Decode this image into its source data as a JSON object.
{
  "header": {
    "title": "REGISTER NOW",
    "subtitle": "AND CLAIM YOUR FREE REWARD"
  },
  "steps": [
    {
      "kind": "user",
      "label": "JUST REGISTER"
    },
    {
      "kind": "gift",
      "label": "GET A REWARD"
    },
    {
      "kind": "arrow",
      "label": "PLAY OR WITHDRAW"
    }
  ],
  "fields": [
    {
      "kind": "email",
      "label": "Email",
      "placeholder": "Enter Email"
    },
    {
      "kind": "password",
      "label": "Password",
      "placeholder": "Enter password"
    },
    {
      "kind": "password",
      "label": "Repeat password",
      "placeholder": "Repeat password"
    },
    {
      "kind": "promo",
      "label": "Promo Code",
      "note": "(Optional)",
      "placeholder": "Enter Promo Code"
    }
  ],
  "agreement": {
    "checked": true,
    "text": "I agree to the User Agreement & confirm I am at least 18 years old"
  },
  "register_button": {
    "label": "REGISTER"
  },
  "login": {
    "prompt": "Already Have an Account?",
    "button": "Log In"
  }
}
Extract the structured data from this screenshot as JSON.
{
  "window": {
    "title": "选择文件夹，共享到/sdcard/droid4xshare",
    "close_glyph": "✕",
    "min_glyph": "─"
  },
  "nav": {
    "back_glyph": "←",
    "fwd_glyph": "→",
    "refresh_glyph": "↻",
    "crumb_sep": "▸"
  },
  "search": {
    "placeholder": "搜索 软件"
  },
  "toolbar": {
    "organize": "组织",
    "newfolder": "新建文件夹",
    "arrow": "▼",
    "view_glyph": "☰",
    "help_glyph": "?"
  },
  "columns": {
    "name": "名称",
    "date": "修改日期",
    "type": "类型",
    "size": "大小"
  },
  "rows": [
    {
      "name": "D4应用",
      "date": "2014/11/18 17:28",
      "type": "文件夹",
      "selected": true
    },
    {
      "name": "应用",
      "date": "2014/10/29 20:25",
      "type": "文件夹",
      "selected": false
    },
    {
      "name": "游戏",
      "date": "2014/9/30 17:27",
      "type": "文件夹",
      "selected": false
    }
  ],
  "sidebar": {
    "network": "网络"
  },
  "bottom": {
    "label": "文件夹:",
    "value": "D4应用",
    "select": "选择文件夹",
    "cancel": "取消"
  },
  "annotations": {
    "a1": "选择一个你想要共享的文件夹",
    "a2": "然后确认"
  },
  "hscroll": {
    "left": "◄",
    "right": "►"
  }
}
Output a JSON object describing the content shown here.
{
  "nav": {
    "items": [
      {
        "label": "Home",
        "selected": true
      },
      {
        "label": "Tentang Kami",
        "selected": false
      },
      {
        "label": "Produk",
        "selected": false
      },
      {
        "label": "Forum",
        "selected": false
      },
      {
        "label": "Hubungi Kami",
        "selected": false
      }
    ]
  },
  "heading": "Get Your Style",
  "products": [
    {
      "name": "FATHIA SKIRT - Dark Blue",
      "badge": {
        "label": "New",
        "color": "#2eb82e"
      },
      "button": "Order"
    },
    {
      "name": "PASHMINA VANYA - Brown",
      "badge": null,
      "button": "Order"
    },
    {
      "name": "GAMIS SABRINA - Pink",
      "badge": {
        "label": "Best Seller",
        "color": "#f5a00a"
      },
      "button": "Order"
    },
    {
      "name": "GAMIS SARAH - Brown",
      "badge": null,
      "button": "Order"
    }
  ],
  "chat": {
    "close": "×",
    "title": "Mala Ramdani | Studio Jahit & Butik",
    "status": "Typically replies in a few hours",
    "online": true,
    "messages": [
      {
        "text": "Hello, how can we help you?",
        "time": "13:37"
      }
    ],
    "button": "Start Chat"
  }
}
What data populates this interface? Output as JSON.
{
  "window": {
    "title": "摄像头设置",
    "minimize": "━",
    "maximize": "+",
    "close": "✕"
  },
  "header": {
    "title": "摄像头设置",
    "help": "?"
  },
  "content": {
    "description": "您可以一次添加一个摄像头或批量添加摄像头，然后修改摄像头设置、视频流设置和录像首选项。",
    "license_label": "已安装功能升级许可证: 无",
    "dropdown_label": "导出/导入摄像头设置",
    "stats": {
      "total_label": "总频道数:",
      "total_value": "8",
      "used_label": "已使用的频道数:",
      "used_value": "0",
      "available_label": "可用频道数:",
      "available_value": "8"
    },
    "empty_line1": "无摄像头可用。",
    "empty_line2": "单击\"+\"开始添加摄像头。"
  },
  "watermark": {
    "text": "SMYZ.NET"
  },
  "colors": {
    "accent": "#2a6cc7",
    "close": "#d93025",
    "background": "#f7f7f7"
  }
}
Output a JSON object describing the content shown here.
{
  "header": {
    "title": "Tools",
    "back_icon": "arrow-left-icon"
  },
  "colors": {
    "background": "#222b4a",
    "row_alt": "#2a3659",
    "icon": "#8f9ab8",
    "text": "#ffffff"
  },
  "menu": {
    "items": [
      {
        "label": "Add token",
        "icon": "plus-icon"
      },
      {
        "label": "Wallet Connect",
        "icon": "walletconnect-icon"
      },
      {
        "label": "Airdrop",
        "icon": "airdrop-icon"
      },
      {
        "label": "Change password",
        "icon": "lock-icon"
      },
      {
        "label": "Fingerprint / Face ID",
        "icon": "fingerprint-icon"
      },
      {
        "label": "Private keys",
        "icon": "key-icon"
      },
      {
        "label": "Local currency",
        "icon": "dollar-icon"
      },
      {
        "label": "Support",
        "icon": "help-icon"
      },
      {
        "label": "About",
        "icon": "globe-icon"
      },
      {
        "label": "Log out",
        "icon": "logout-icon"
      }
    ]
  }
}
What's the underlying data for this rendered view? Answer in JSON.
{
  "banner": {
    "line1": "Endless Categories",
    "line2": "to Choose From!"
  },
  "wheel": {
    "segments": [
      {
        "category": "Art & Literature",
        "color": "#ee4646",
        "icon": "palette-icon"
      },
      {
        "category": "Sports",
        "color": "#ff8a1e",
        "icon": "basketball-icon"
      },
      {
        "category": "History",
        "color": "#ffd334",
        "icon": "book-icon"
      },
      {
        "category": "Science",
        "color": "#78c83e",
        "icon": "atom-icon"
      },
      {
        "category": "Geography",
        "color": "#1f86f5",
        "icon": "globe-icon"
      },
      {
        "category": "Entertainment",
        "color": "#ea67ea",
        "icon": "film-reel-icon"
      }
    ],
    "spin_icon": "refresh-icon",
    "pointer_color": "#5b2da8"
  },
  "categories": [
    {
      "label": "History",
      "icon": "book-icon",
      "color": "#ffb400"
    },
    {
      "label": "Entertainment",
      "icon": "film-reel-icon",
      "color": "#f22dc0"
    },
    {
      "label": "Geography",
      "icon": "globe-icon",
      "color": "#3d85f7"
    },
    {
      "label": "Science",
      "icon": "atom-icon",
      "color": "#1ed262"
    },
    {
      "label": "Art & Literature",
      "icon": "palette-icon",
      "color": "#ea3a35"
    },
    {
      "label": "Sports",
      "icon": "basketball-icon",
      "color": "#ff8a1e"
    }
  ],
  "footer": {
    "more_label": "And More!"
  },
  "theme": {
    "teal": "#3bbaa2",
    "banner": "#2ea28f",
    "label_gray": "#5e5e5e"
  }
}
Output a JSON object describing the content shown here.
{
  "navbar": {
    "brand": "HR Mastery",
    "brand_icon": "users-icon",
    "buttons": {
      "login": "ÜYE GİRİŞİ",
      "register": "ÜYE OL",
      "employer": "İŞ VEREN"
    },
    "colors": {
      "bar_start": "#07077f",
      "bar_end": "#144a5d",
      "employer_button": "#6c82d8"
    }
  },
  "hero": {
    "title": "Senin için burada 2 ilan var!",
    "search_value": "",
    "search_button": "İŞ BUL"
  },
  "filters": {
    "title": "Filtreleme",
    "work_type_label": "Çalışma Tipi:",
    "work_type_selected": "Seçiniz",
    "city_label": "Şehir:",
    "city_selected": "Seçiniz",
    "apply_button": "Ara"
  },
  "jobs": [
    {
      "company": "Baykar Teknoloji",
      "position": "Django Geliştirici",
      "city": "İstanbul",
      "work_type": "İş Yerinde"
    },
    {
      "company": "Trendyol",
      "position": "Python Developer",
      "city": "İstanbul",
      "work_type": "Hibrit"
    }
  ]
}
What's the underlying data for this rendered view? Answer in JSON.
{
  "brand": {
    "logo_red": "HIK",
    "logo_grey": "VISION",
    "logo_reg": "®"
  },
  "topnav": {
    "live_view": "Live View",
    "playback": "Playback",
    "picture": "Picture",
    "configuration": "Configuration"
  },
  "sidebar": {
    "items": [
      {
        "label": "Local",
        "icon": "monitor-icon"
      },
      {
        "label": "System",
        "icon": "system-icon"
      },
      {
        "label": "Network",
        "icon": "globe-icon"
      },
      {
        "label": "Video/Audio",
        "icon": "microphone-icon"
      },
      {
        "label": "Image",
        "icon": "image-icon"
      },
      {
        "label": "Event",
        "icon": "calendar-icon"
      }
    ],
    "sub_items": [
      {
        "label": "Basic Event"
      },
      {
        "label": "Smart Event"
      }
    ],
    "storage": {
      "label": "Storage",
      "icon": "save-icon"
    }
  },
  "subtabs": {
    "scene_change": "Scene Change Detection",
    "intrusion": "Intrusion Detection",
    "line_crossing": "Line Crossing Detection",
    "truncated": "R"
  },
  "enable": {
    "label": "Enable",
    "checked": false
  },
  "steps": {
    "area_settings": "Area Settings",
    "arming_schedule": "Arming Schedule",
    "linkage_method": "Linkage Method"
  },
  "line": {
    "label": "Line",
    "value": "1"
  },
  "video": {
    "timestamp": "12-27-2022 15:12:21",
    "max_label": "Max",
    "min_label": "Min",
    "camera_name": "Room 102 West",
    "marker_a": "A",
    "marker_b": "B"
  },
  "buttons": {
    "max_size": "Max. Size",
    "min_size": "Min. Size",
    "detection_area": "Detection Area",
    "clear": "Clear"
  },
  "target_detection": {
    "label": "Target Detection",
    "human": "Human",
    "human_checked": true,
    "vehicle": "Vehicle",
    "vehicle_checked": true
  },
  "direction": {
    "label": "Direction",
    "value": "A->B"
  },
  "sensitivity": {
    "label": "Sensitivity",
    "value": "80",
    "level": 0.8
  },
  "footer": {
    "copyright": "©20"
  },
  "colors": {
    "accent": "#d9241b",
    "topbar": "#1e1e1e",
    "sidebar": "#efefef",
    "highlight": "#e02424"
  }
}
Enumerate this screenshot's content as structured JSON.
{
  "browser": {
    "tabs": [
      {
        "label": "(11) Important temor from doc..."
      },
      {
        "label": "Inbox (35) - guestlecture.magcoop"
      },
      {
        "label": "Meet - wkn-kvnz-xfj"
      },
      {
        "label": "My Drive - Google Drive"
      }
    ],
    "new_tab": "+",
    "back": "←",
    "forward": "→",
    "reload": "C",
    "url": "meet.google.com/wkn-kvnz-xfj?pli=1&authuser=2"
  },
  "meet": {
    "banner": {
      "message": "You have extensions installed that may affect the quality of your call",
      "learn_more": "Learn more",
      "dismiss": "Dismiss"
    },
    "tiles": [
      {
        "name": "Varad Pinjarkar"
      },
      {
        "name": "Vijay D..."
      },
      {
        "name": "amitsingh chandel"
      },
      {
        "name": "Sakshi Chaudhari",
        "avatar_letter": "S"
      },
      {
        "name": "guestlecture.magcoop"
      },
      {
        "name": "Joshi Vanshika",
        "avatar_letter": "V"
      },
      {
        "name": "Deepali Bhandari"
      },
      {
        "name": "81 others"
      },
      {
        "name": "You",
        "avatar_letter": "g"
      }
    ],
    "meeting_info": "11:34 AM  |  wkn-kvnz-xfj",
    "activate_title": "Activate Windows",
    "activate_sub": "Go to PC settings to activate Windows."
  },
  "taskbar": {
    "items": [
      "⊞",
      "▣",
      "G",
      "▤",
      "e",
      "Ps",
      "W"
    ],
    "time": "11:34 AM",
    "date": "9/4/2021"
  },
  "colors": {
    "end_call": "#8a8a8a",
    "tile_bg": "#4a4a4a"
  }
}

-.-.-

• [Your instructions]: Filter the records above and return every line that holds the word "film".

• [The completed task]:
        "icon": "film-reel-icon"
      "icon": "film-reel-icon",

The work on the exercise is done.